The strain of fighting wars on multiple fronts is hurting America’s military readiness, a report on the state of our armed forces shows.
With our soldiers serving multiple tours on an ever-increasing number of conflicts, the risk level remains at "significant" for the third straight year.
And the problem shows no signs of easing as President Barack Obama’s plan to withdraw troops from Iraq will take longer than originally hoped and an additional 17,000 troops are headed for the war in Afghanistan.
Strained by repeated war tours, persistent terrorist threats and instability around the globe, there is a significant risk the U.S. military may not be able to respond quickly and fully to new crises, a classified Pentagon assessment has concluded.
This is the third year that the risk level has been set at "significant" – despite improved security conditions in Iraq and plans to cut U.S. troop levels there. Senior military officials spoke about the report on condition of anonymity because it is a classified document.
The risk assessment, drawn up by Adm. Mike Mullen, chairman of the Joint Chiefs of Staff, paints a broad picture of the security threats and hot spots around the world and the U.S. military’s ability to deal with them. Mullen has delivered it to Defense Secretary Robert Gates. The assessment is prepared every year and routinely delivered to Congress with the budget,

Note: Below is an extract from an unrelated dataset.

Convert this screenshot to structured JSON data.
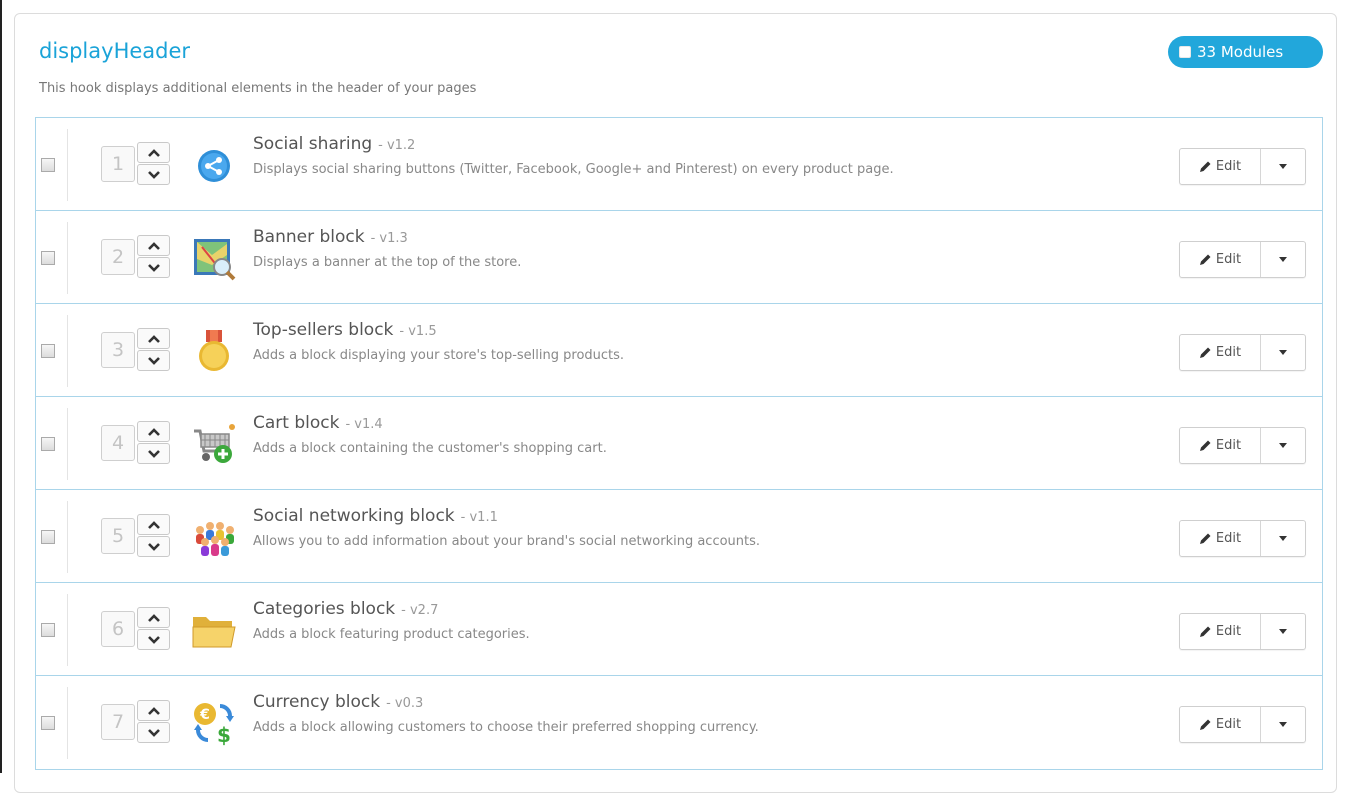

Because the threat is rated as significant, Gates will send an accompanying report to Congress outlining what the military is doing to address the risks. That report has not yet been finished.